Clubhouse reopens with new name
Liberty University cut the ribbon on the newly renovated East Campus Clubhouse, which was renamed David’s Place, Friday, Oct.12.
According to the David’s Place Web page, it now includes a Jamba Juice restaurant, a game room featuring five gaming stations equipped with 46-inch televisions and PlayStation 3 consoles, a 24-seat movie theatre, new heating systems for the outdoor pool and heaters for the deck area. In addition to the new features, the facility also includes multiple televisions, seating areas and billiards tables for students to use.
Freshmen Ashley Locklear and Bethany Thomas had never been to the new David’s Place before it was renamed, but said they enjoyed the opening night by taking advantage of the new Jamba Juice.
“I think it’s really nice that there are a lot of places for us to go so (that) we’re not all crowded in one place,” Locklear said. “It’s just nice to have a variety so we’re not eating (at) the same place every day.”
Liberty President Jerry Falwell, Jr. said that when the old David’s Place building near the Bailey parking lot was torn down to make room for the Liberty Baseball Stadium last year, his wife, Becki Falwell, had the idea to have the East Campus Clubhouse take on the David’s Place name.
Before cutting the ribbon and allowing students to explore the updated facility, Falwell took a few minutes to explain the significance of David’s Place.
Falwell said that David DeMoss attended Liberty in the 1980s before he was killed in a car accident during his senior year in 1986, but his outgoing personality and love for those around him influenced many people.
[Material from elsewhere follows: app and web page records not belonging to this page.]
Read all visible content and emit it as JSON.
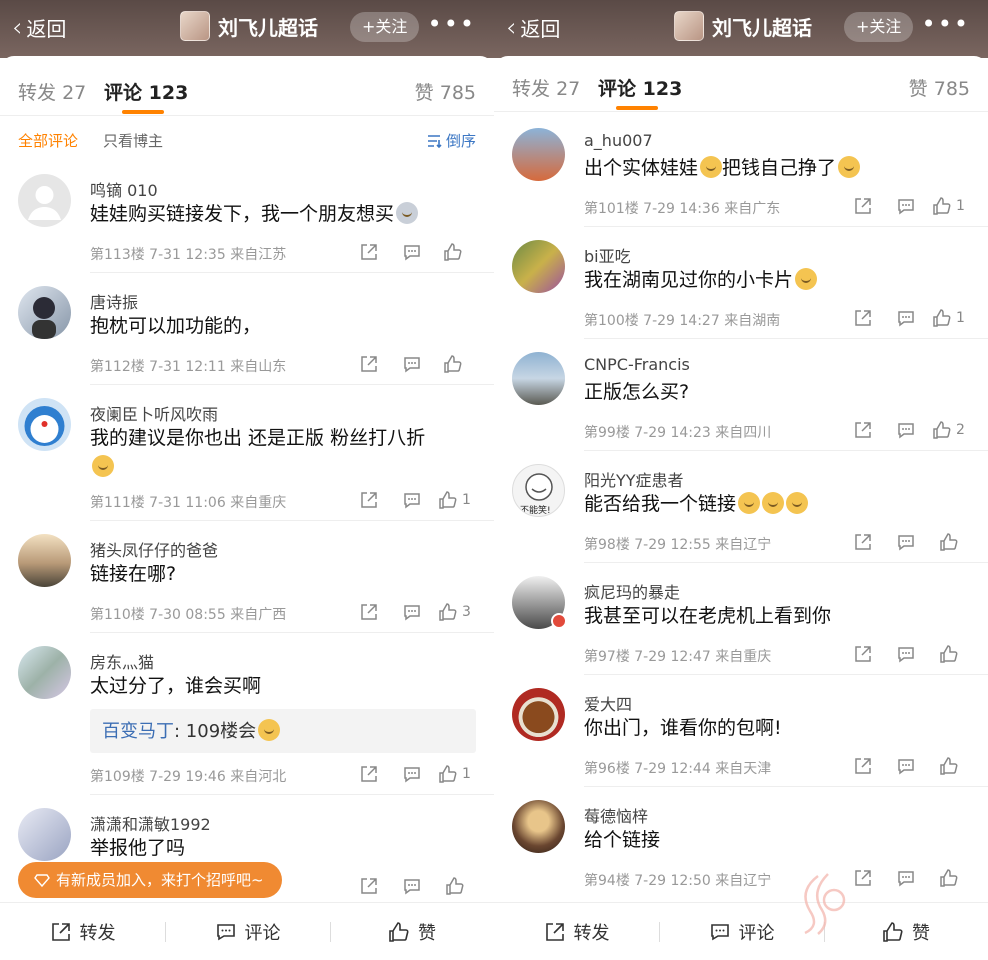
{
  "header": {
    "back_label": "返回",
    "topic_title": "刘飞儿超话",
    "follow_label": "+关注",
    "more_label": "•••"
  },
  "tabs": {
    "repost_label": "转发",
    "repost_count": "27",
    "comment_label": "评论",
    "comment_count": "123",
    "like_label": "赞",
    "like_count": "785"
  },
  "filters": {
    "all": "全部评论",
    "author_only": "只看博主",
    "order": "倒序"
  },
  "left_comments": [
    {
      "user": "鸣镝 010",
      "text": "娃娃购买链接发下，我一个朋友想买",
      "meta": "第113楼  7-31 12:35  来自江苏",
      "likes": ""
    },
    {
      "user": "唐诗振",
      "text": "抱枕可以加功能的，",
      "meta": "第112楼  7-31 12:11  来自山东",
      "likes": ""
    },
    {
      "user": "夜阑臣卜听风吹雨",
      "text": "我的建议是你也出 还是正版 粉丝打八折",
      "meta": "第111楼  7-31 11:06  来自重庆",
      "likes": "1"
    },
    {
      "user": "猪头凤仔仔的爸爸",
      "text": "链接在哪?",
      "meta": "第110楼  7-30 08:55  来自广西",
      "likes": "3"
    },
    {
      "user": "房东灬猫",
      "text": "太过分了，谁会买啊",
      "meta": "第109楼  7-29 19:46  来自河北",
      "likes": "1",
      "quote_name": "百变马丁",
      "quote_text": ": 109楼会"
    },
    {
      "user": "潇潇和潇敏1992",
      "text": "举报他了吗",
      "meta": "",
      "likes": ""
    }
  ],
  "toast_text": "有新成员加入，来打个招呼吧~",
  "right_comments": [
    {
      "user": "a_hu007",
      "text": "出个实体娃娃",
      "text2": "把钱自己挣了",
      "meta": "第101楼  7-29 14:36  来自广东",
      "likes": "1"
    },
    {
      "user": "bi亚吃",
      "text": "我在湖南见过你的小卡片",
      "meta": "第100楼  7-29 14:27  来自湖南",
      "likes": "1"
    },
    {
      "user": "CNPC-Francis",
      "text": "正版怎么买?",
      "meta": "第99楼  7-29 14:23  来自四川",
      "likes": "2"
    },
    {
      "user": "阳光YY症患者",
      "text": "能否给我一个链接",
      "meta": "第98楼  7-29 12:55  来自辽宁",
      "likes": ""
    },
    {
      "user": "疯尼玛的暴走",
      "text": "我甚至可以在老虎机上看到你",
      "meta": "第97楼  7-29 12:47  来自重庆",
      "likes": ""
    },
    {
      "user": "爱大四",
      "text": "你出门，谁看你的包啊!",
      "meta": "第96楼  7-29 12:44  来自天津",
      "likes": ""
    },
    {
      "user": "莓德恼梓",
      "text": "给个链接",
      "meta": "第94楼  7-29 12:50  来自辽宁",
      "likes": ""
    }
  ],
  "avatar_badge_text": "不能笑!",
  "bottom": {
    "repost": "转发",
    "comment": "评论",
    "like": "赞"
  },
  "colors": {
    "accent": "#ff8200",
    "link_blue": "#3c6eb4",
    "header_bg": "#6a5853",
    "toast_bg": "#f08a32"
  }
}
For that reason, the old David’s Place building, which was originally a student hangout spot, was named after him following its construction in 1986.
“David (DeMoss) was always fun to be around, and his life was loving Jesus and loving people,” Deborah DeMoss Fonseca said. “And it just showed in everything he did.”
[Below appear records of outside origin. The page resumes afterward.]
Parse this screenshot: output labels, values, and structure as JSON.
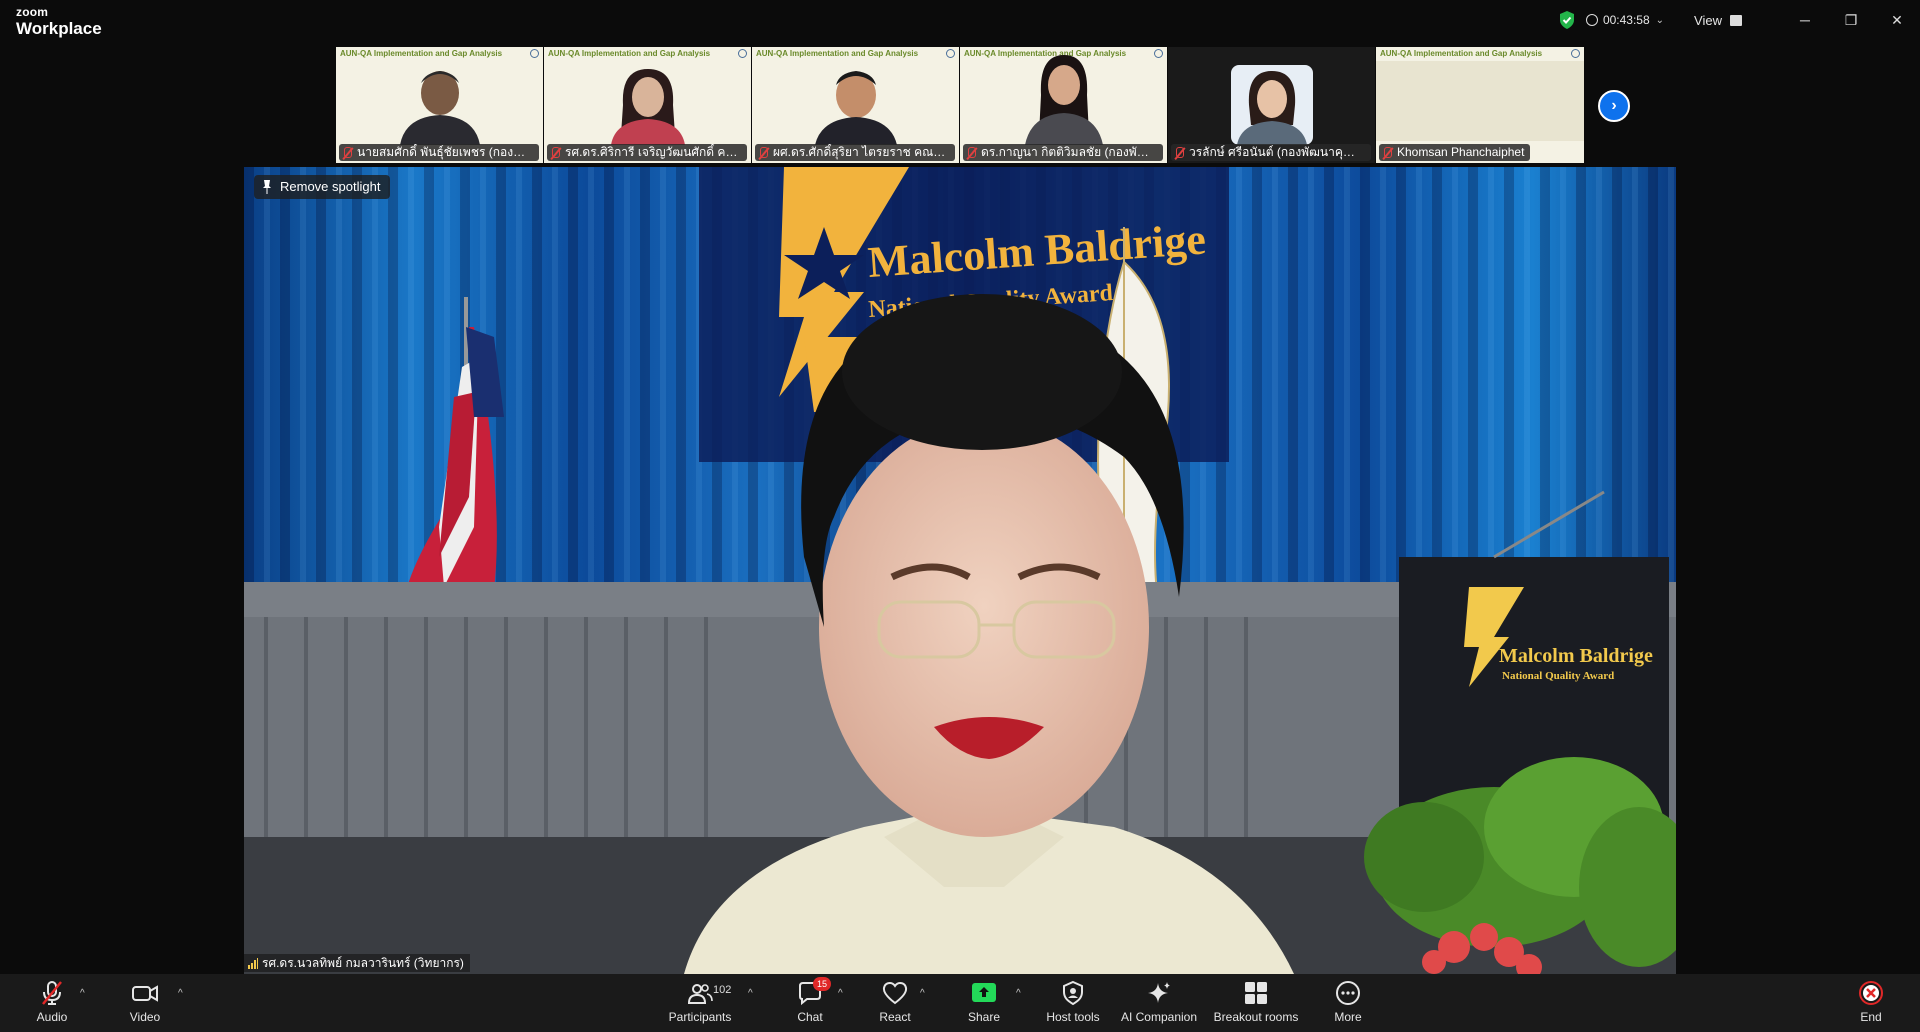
{
  "app": {
    "brand_small": "zoom",
    "brand_large": "Workplace"
  },
  "titlebar": {
    "timer": "00:43:58",
    "view_label": "View"
  },
  "thumbnails": [
    {
      "banner": "AUN-QA Implementation and Gap Analysis",
      "name": "นายสมศักดิ์ พันธ์ุชัยเพชร (กองพัฒนา..."
    },
    {
      "banner": "AUN-QA Implementation and Gap Analysis",
      "name": "รศ.ดร.ศิริการี เจริญวัฒนศักดิ์ คณะ..."
    },
    {
      "banner": "AUN-QA Implementation and Gap Analysis",
      "name": "ผศ.ดร.ศักดิ์สุริยา ไตรยราช คณะบริ..."
    },
    {
      "banner": "AUN-QA Implementation and Gap Analysis",
      "name": "ดร.กาญนา กิตติวิมลชัย (กองพัฒนา..."
    },
    {
      "banner": "",
      "name": "วรลักษ์ ศรีอนันต์ (กองพัฒนาคุณภ..."
    },
    {
      "banner": "AUN-QA Implementation and Gap Analysis",
      "name": "Khomsan Phanchaiphet"
    }
  ],
  "main": {
    "spotlight_label": "Remove spotlight",
    "speaker_name": "รศ.ดร.นวลทิพย์ กมลวารินทร์ (วิทยากร)",
    "banner_title": "Malcolm Baldrige",
    "banner_subtitle": "National Quality Award",
    "podium_title": "Malcolm Baldrige",
    "podium_subtitle": "National Quality Award"
  },
  "toolbar": {
    "audio": "Audio",
    "video": "Video",
    "participants": "Participants",
    "participants_count": "102",
    "chat": "Chat",
    "chat_badge": "15",
    "react": "React",
    "share": "Share",
    "host_tools": "Host tools",
    "ai_companion": "AI Companion",
    "breakout_rooms": "Breakout rooms",
    "more": "More",
    "end": "End"
  },
  "colors": {
    "accent": "#0e72ed",
    "share_green": "#23d959",
    "end_red": "#e02828",
    "shield_green": "#23b54a"
  }
}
Fonseca and David DeMoss are two of seven children of Arthur S. DeMoss, for whom the university’s main academic building is named.
A wall near the entrance of David’s Place now features notes written by people whose lives were influenced by David DeMoss, including the resident assistant on his dorm, Liberty graduate and frequent Convocation speaker Vernon Brewer and people he worked with at the Billy Graham Evangelistic Association.
“(David DeMoss) was on the tennis team here at Liberty,” Fonseca said. “Two or three guys wrote from the tennis team, and they said he was a great tennis player. But what really stood out was what a profound love he had for the Lord and how he wanted to make sure that other people knew the Lord too.”
Fonseca said she heard stories of her brother’s constant focus on the needs of other people. When he attended Liberty, the dress code required male students to wear ties to class, and according to Fonseca, David DeMoss felt bad that some of his friends did not have enough ties. Every so often, he would buy a box full of ties and hand them out to some of his friends.
Fonseca said she hopes that students will be reminded by the David’s Place name of the importance of being focused on eternity and building relationships with God and other people.